Data records for software interfaces:
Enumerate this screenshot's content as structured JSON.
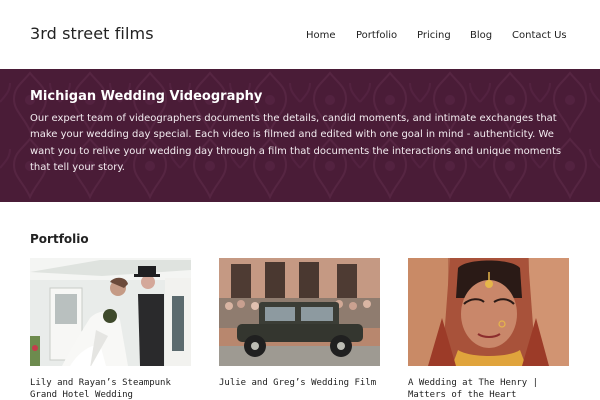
{
  "brand": "3rd street films",
  "nav": {
    "items": [
      {
        "label": "Home"
      },
      {
        "label": "Portfolio"
      },
      {
        "label": "Pricing"
      },
      {
        "label": "Blog"
      },
      {
        "label": "Contact Us"
      }
    ]
  },
  "hero": {
    "title": "Michigan Wedding Videography",
    "text": "Our expert team of videographers documents the details, candid moments, and intimate exchanges that make your wedding day special. Each video is filmed and edited with one goal in mind - authenticity. We want you to relive your wedding day through a film that documents the interactions and unique moments that tell your story.",
    "bg_color": "#4a1c37"
  },
  "portfolio": {
    "title": "Portfolio",
    "items": [
      {
        "title": "Lily and Rayan’s Steampunk\nGrand Hotel Wedding"
      },
      {
        "title": "Julie and Greg’s Wedding Film"
      },
      {
        "title": "A Wedding at The Henry |\nMatters of the Heart"
      }
    ]
  }
}
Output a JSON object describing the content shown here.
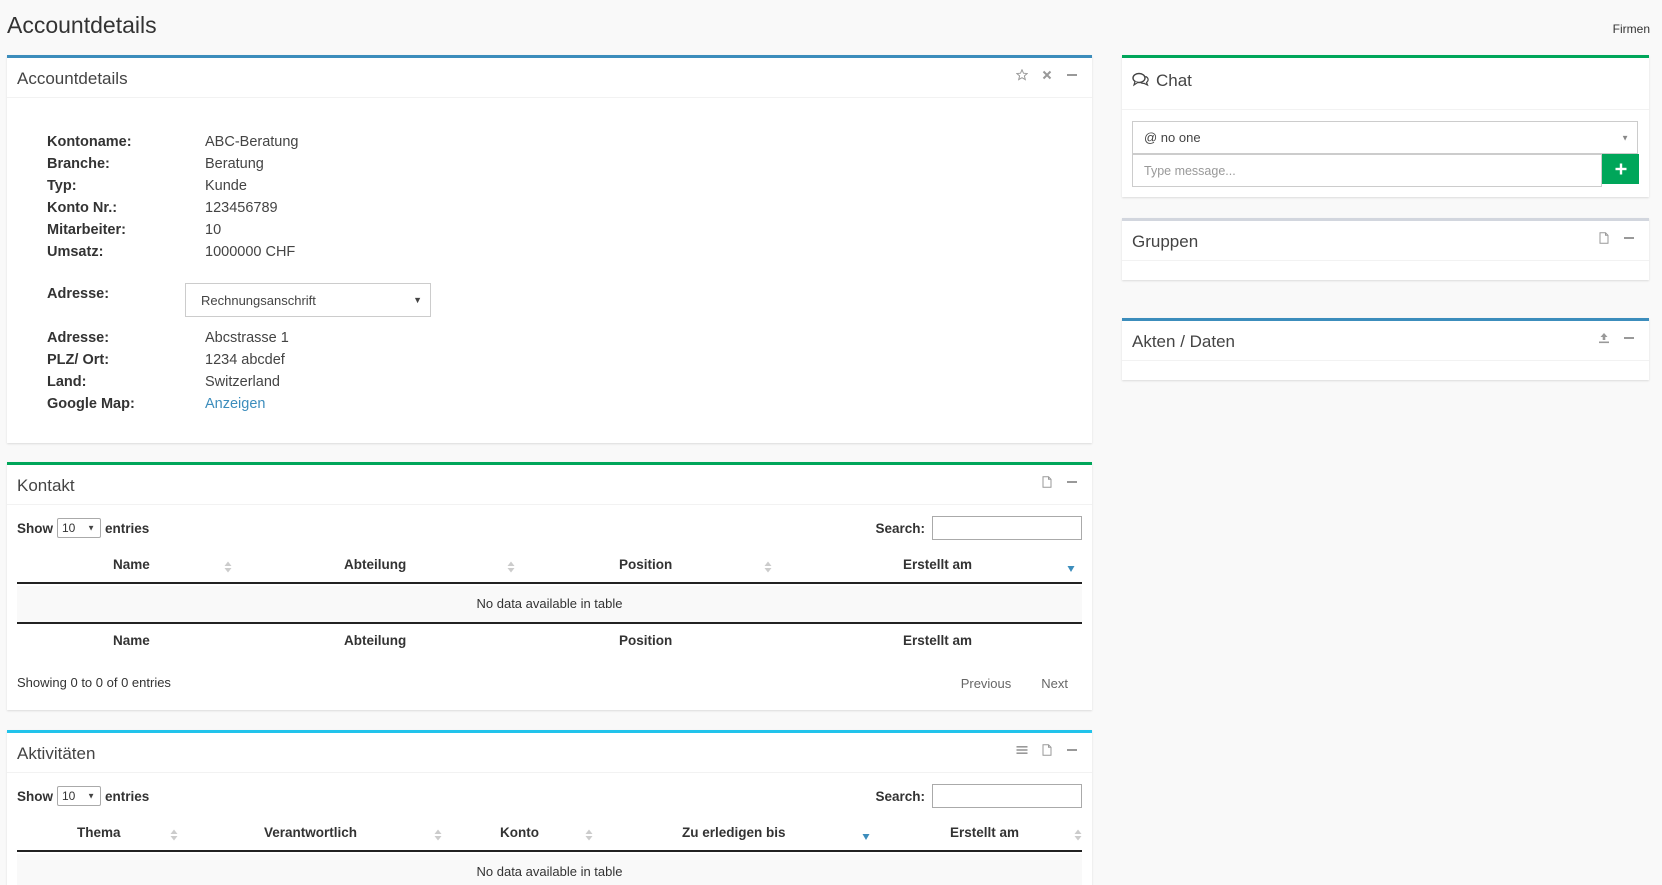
{
  "page": {
    "title": "Accountdetails",
    "breadcrumb": "Firmen"
  },
  "account": {
    "title": "Accountdetails",
    "fields": [
      {
        "label": "Kontoname:",
        "value": "ABC-Beratung"
      },
      {
        "label": "Branche:",
        "value": "Beratung"
      },
      {
        "label": "Typ:",
        "value": "Kunde"
      },
      {
        "label": "Konto Nr.:",
        "value": "123456789"
      },
      {
        "label": "Mitarbeiter:",
        "value": "10"
      },
      {
        "label": "Umsatz:",
        "value": "1000000 CHF"
      }
    ],
    "address_label": "Adresse:",
    "address_select": "Rechnungsanschrift",
    "address_fields": [
      {
        "label": "Adresse:",
        "value": "Abcstrasse 1"
      },
      {
        "label": "PLZ/ Ort:",
        "value": "1234 abcdef"
      },
      {
        "label": "Land:",
        "value": "Switzerland"
      },
      {
        "label": "Google Map:",
        "value": "Anzeigen"
      }
    ]
  },
  "kontakt": {
    "title": "Kontakt",
    "show": "Show",
    "length": "10",
    "entries": "entries",
    "search": "Search:",
    "columns": [
      "Name",
      "Abteilung",
      "Position",
      "Erstellt am"
    ],
    "empty": "No data available in table",
    "info": "Showing 0 to 0 of 0 entries",
    "prev": "Previous",
    "next": "Next"
  },
  "aktivitaeten": {
    "title": "Aktivitäten",
    "show": "Show",
    "length": "10",
    "entries": "entries",
    "search": "Search:",
    "columns": [
      "Thema",
      "Verantwortlich",
      "Konto",
      "Zu erledigen bis",
      "Erstellt am"
    ],
    "empty": "No data available in table"
  },
  "chat": {
    "title": "Chat",
    "recipient": "@ no one",
    "placeholder": "Type message..."
  },
  "gruppen": {
    "title": "Gruppen"
  },
  "akten": {
    "title": "Akten / Daten"
  },
  "colors": {
    "blue": "#3c8dbc",
    "green": "#00a65a",
    "cyan": "#21c3eb",
    "link": "#3c8dbc"
  }
}
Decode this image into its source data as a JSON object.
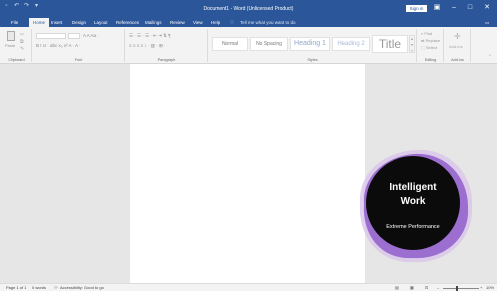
{
  "titlebar": {
    "title": "Document1 - Word (Unlicensed Product)",
    "signin_label": "Sign in",
    "qat_icons": [
      "save-icon",
      "undo-icon",
      "redo-icon",
      "customize-icon"
    ]
  },
  "tabs": [
    "File",
    "Home",
    "Insert",
    "Design",
    "Layout",
    "References",
    "Mailings",
    "Review",
    "View",
    "Help"
  ],
  "active_tab": "Home",
  "tellme": {
    "placeholder": "Tell me what you want to do"
  },
  "ribbon": {
    "groups": [
      "Clipboard",
      "Font",
      "Paragraph",
      "Styles",
      "Editing",
      "Add-ins"
    ],
    "clipboard_paste": "Paste",
    "font_row2": "B  I  U · abc x₂ x²  A · A ·",
    "font_row1_right": "A  A  Aa · ",
    "para_row1": "☰ · ☰ · ☰ · ⇤ ⇥ ⇅ ¶",
    "para_row2": "≡ ≡ ≡ ≡  ↕ ·  ▥ · ⊞ ·",
    "styles": [
      "Normal",
      "No Spacing",
      "Heading 1",
      "Heading 2",
      "Title"
    ],
    "editing": [
      "Find",
      "Replace",
      "Select"
    ],
    "addins": "Add-ins"
  },
  "statusbar": {
    "page": "Page 1 of 1",
    "words": "0 words",
    "accessibility": "Accessibility: Good to go",
    "zoom": "10%"
  },
  "ad": {
    "line1": "Intelligent",
    "line2": "Work",
    "subtitle": "Extreme Performance"
  },
  "colors": {
    "accent": "#2b579a",
    "ad_purple": "#9b6ed0"
  }
}
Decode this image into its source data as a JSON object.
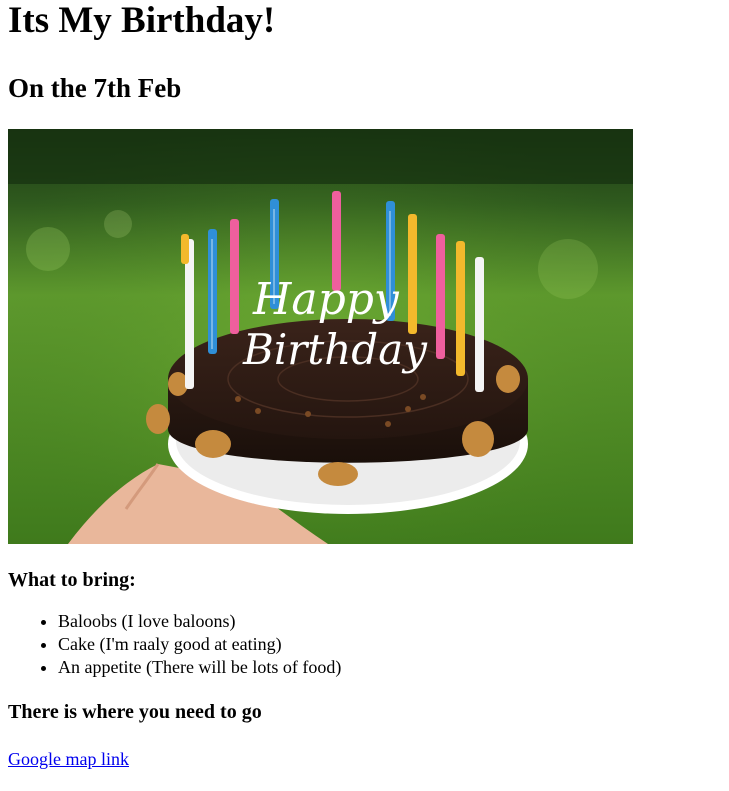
{
  "title": "Its My Birthday!",
  "subtitle": "On the 7th Feb",
  "bring": {
    "heading": "What to bring:",
    "items": [
      "Baloobs (I love baloons)",
      "Cake (I'm raaly good at eating)",
      "An appetite (There will be lots of food)"
    ]
  },
  "location": {
    "heading": "There is where you need to go",
    "link_label": "Google map link"
  },
  "image": {
    "cake_text": [
      "Happy",
      "Birthday"
    ]
  },
  "colors": {
    "link": "#0000ee",
    "text": "#000000"
  }
}
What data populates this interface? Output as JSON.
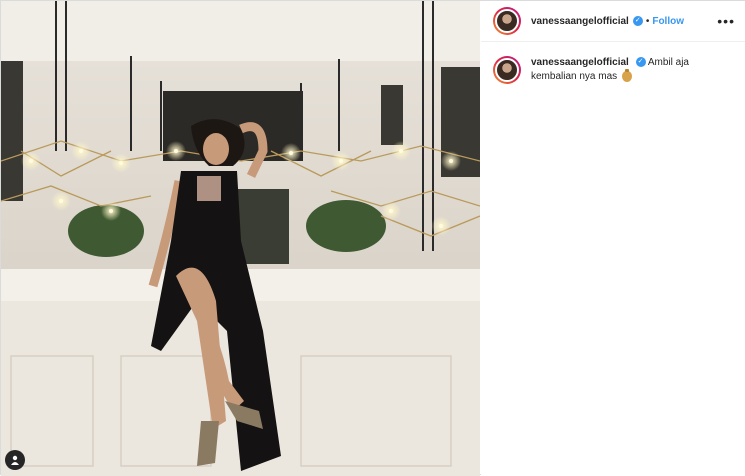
{
  "post": {
    "username": "vanessaangelofficial",
    "verified": true,
    "separator": "•",
    "follow_label": "Follow",
    "more_label": "•••",
    "caption_username": "vanessaangelofficial",
    "caption_text": "Ambil aja kembalian nya mas",
    "caption_emoji": "money-bag-icon"
  },
  "colors": {
    "accent": "#3897f0",
    "text": "#262626",
    "border": "#dbdbdb"
  }
}
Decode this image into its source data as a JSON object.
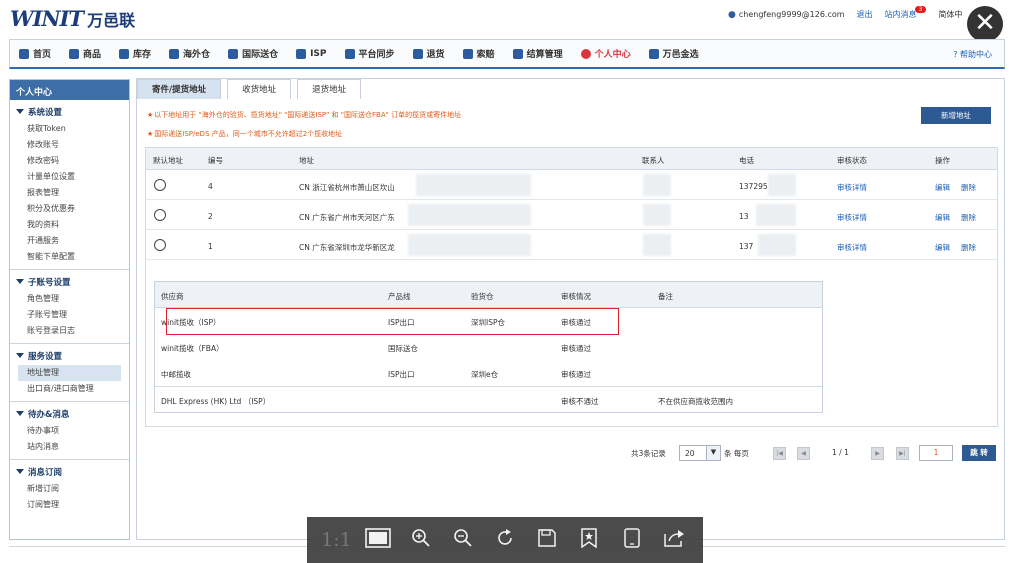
{
  "header": {
    "logo_mark": "WINIT",
    "logo_cn": "万邑联",
    "user_email": "chengfeng9999@126.com",
    "logout": "退出",
    "messages_label": "站内消息",
    "messages_count": "3",
    "language": "简体中",
    "close_glyph": "✕"
  },
  "nav": {
    "items": [
      "首页",
      "商品",
      "库存",
      "海外仓",
      "国际送仓",
      "ISP",
      "平台同步",
      "退货",
      "索赔",
      "结算管理",
      "个人中心",
      "万邑金选"
    ],
    "active_index": 10,
    "help": "帮助中心"
  },
  "sidebar": {
    "title": "个人中心",
    "groups": [
      {
        "title": "系统设置",
        "links": [
          "获取Token",
          "修改账号",
          "修改密码",
          "计量单位设置",
          "报表管理",
          "积分及优惠券",
          "我的资料",
          "开通服务",
          "智能下单配置"
        ]
      },
      {
        "title": "子账号设置",
        "links": [
          "角色管理",
          "子账号管理",
          "账号登录日志"
        ]
      },
      {
        "title": "服务设置",
        "links": [
          "地址管理",
          "出口商/进口商管理"
        ],
        "selected": "地址管理"
      },
      {
        "title": "待办&消息",
        "links": [
          "待办事项",
          "站内消息"
        ]
      },
      {
        "title": "消息订阅",
        "links": [
          "新增订阅",
          "订阅管理"
        ]
      }
    ]
  },
  "tabs": [
    "寄件/提货地址",
    "收货地址",
    "退货地址"
  ],
  "notes": [
    "以下地址用于 \"海外仓的验货、揽货地址\" \"国际递送ISP\" 和 \"国际送仓FBA\" 订单的揽货或寄件地址",
    "国际递送ISP/eDS 产品，同一个城市不允许超过2个揽收地址"
  ],
  "add_button": "新增地址",
  "table": {
    "headers": [
      "默认地址",
      "编号",
      "地址",
      "联系人",
      "电话",
      "审核状态",
      "操作"
    ],
    "rows": [
      {
        "id": "4",
        "address": "CN 浙江省杭州市萧山区坎山",
        "phone": "137295",
        "status": "审核详情",
        "edit": "编辑",
        "delete": "删除"
      },
      {
        "id": "2",
        "address": "CN 广东省广州市天河区广东",
        "phone": "13",
        "status": "审核详情",
        "edit": "编辑",
        "delete": "删除"
      },
      {
        "id": "1",
        "address": "CN 广东省深圳市龙华新区龙",
        "phone": "137",
        "status": "审核详情",
        "edit": "编辑",
        "delete": "删除"
      }
    ]
  },
  "sub_table": {
    "headers": [
      "供应商",
      "产品线",
      "验货仓",
      "审核情况",
      "备注"
    ],
    "rows": [
      {
        "supplier": "winit揽收（ISP）",
        "product": "ISP出口",
        "warehouse": "深圳ISP仓",
        "review": "审核通过",
        "remark": ""
      },
      {
        "supplier": "winit揽收（FBA）",
        "product": "国际送仓",
        "warehouse": "",
        "review": "审核通过",
        "remark": ""
      },
      {
        "supplier": "中邮揽收",
        "product": "ISP出口",
        "warehouse": "深圳e仓",
        "review": "审核通过",
        "remark": ""
      },
      {
        "supplier": "DHL Express (HK) Ltd （ISP）",
        "product": "",
        "warehouse": "",
        "review": "审核不通过",
        "remark": "不在供应商揽收范围内"
      }
    ]
  },
  "pager": {
    "total": "共3条记录",
    "page_size": "20",
    "per_page": "条 每页",
    "current": "1 / 1",
    "page_input": "1",
    "jump": "跳 转"
  },
  "viewer_toolbar": {
    "ratio": "1:1",
    "tools": [
      "fit-screen",
      "zoom-in",
      "zoom-out",
      "rotate",
      "save",
      "bookmark",
      "tablet",
      "share"
    ]
  }
}
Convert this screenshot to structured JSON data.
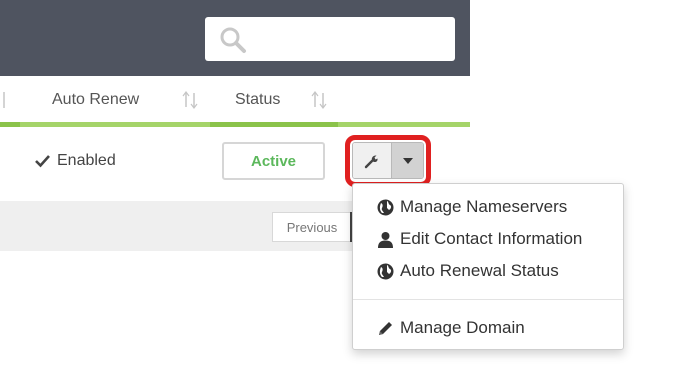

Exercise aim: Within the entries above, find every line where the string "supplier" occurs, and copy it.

Output of the task:
        "supplier": "winit揽收（ISP）",
        "supplier": "winit揽收（FBA）",
        "supplier": "中邮揽收",
        "supplier": "DHL Express (HK) Ltd （ISP）",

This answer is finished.